### What to do
Which lines in the records below contain the word "heading"? Report each of them.
------------------------------------------------------------
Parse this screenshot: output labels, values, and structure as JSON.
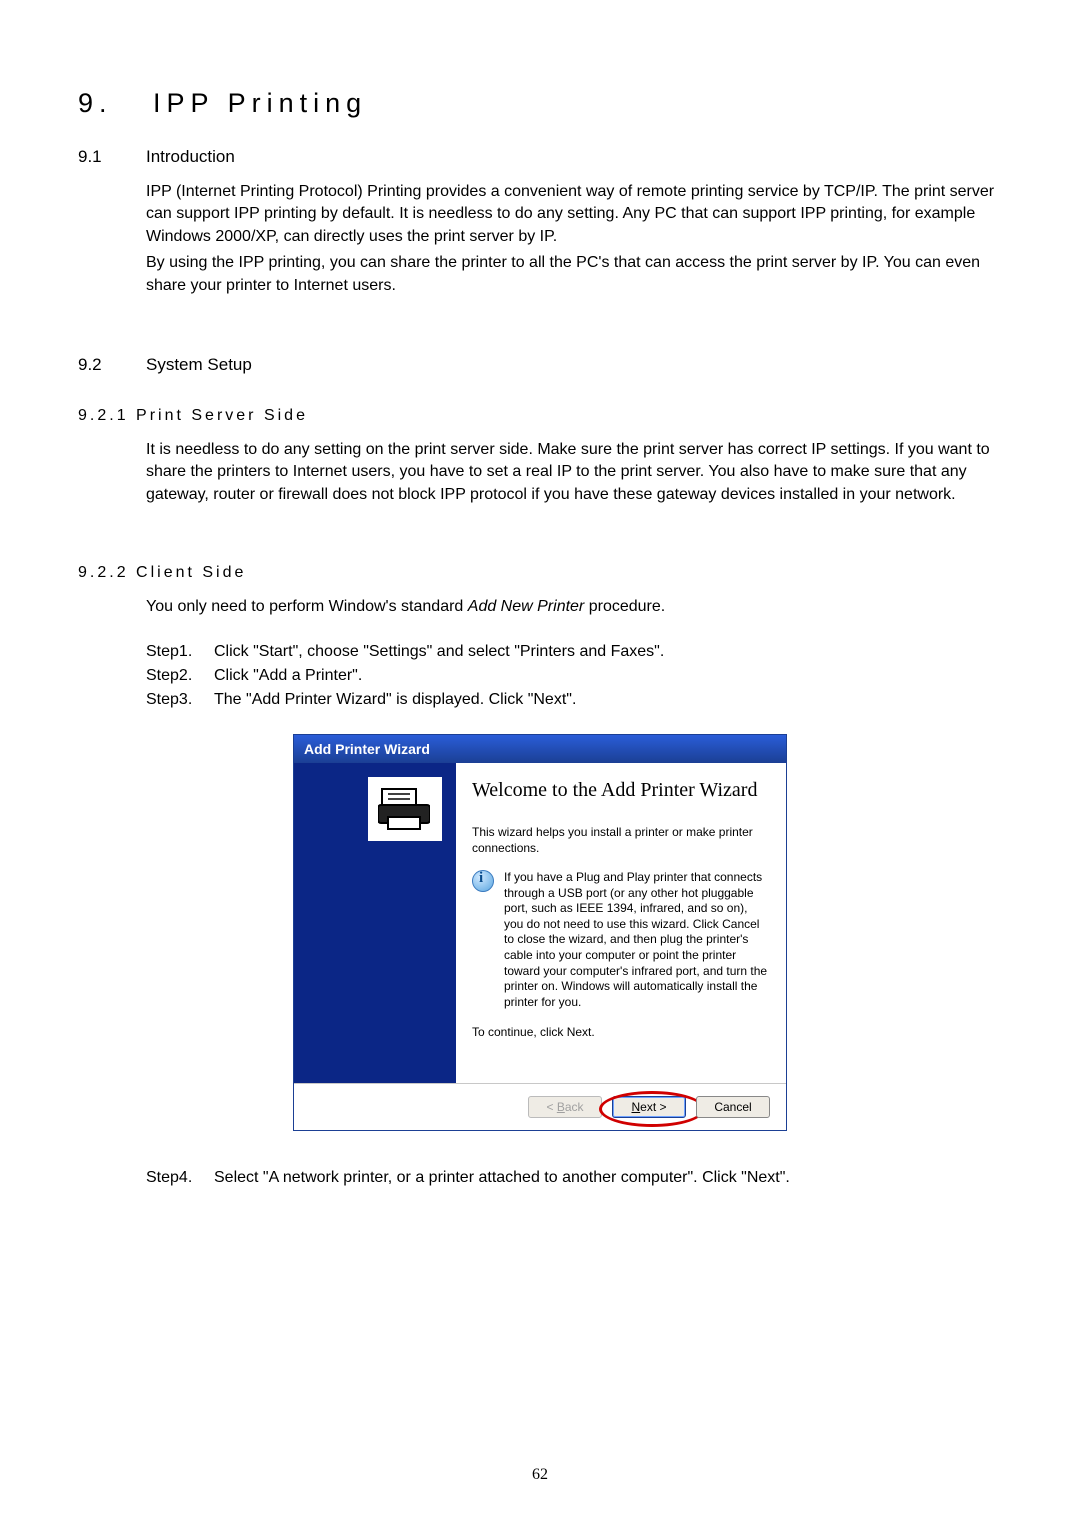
{
  "page_number": "62",
  "chapter": {
    "number": "9.",
    "title": "IPP Printing"
  },
  "sec_9_1": {
    "num": "9.1",
    "title": "Introduction",
    "paragraphs": [
      "IPP (Internet Printing Protocol) Printing provides a convenient way of remote printing service by TCP/IP. The print server can support IPP printing by default. It is needless to do any setting. Any PC that can support IPP printing, for example Windows 2000/XP, can directly uses the print server by IP.",
      "By using the IPP printing, you can share the printer to all the PC's that can access the print server by IP. You can even share your printer to Internet users."
    ]
  },
  "sec_9_2": {
    "num": "9.2",
    "title": "System Setup"
  },
  "sec_9_2_1": {
    "heading": "9.2.1 Print Server Side",
    "paragraph": "It is needless to do any setting on the print server side. Make sure the print server has correct IP settings. If you want to share the printers to Internet users, you have to set a real IP to the print server. You also have to make sure that any gateway, router or firewall does not block IPP protocol if you have these gateway devices installed in your network."
  },
  "sec_9_2_2": {
    "heading": "9.2.2 Client Side",
    "intro_prefix": "You only need to perform Window's standard ",
    "intro_italic": "Add New Printer",
    "intro_suffix": " procedure.",
    "steps": [
      {
        "label": "Step1.",
        "text": "Click \"Start\", choose \"Settings\" and select \"Printers and Faxes\"."
      },
      {
        "label": "Step2.",
        "text": "Click \"Add a Printer\"."
      },
      {
        "label": "Step3.",
        "text": "The \"Add Printer Wizard\" is displayed. Click \"Next\"."
      }
    ],
    "step4": {
      "label": "Step4.",
      "text": "Select \"A network printer, or a printer attached to another computer\". Click \"Next\"."
    }
  },
  "wizard": {
    "title": "Add Printer Wizard",
    "heading": "Welcome to the Add Printer Wizard",
    "intro": "This wizard helps you install a printer or make printer connections.",
    "info": "If you have a Plug and Play printer that connects through a USB port (or any other hot pluggable port, such as IEEE 1394, infrared, and so on), you do not need to use this wizard. Click Cancel to close the wizard, and then plug the printer's cable into your computer or point the printer toward your computer's infrared port, and turn the printer on. Windows will automatically install the printer for you.",
    "continue_text": "To continue, click Next.",
    "buttons": {
      "back_prefix": "< ",
      "back_u": "B",
      "back_suffix": "ack",
      "next_u": "N",
      "next_suffix": "ext >",
      "cancel": "Cancel"
    }
  }
}
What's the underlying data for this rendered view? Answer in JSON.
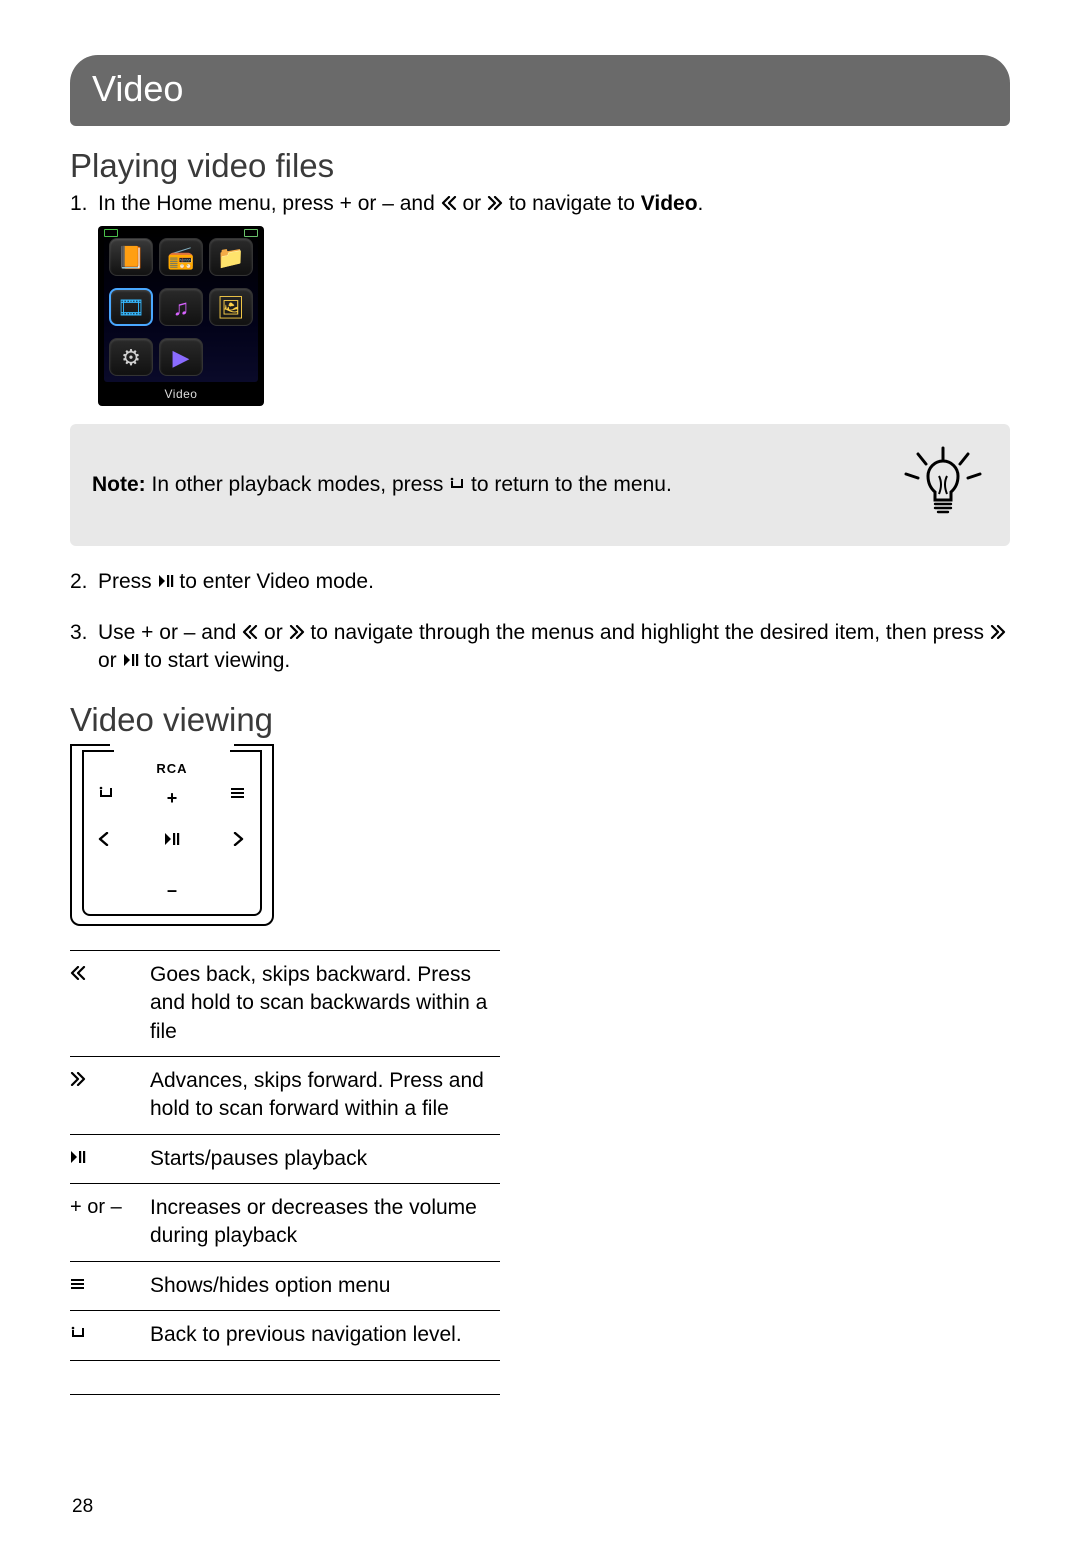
{
  "chapter_title": "Video",
  "section_playing": "Playing video files",
  "step1_prefix": "In the Home menu, press + or – and ",
  "step1_mid": " or ",
  "step1_suffix_a": " to navigate to ",
  "step1_bold": "Video",
  "step1_end": ".",
  "device_label": "Video",
  "note_label": "Note:",
  "note_text": " In other playback modes, press ",
  "note_text_after": " to return to the menu.",
  "step2_a": "Press ",
  "step2_b": " to enter Video mode.",
  "step3_a": "Use + or – and ",
  "step3_or": " or ",
  "step3_b": " to navigate through the menus and highlight the desired item, then press ",
  "step3_or2": " or ",
  "step3_c": " to start viewing.",
  "section_viewing": "Video viewing",
  "pad_brand": "RCA",
  "pad_plus": "+",
  "pad_minus": "–",
  "controls": [
    {
      "key_icon": "dbl-left",
      "desc": "Goes back, skips backward. Press and hold to scan backwards within a file"
    },
    {
      "key_icon": "dbl-right",
      "desc": "Advances, skips forward. Press and hold to scan forward within a file"
    },
    {
      "key_icon": "playpause",
      "desc": "Starts/pauses playback"
    },
    {
      "key_text": "+ or –",
      "desc": "Increases or decreases the volume during playback"
    },
    {
      "key_icon": "menu",
      "desc": "Shows/hides option menu"
    },
    {
      "key_icon": "back",
      "desc": "Back to previous navigation level."
    }
  ],
  "page_number": "28"
}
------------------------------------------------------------
### Answer to this task
    "heading": "9.2.1 Print Server Side",
    "heading": "9.2.2 Client Side",
    "heading": "Welcome to the Add Printer Wizard",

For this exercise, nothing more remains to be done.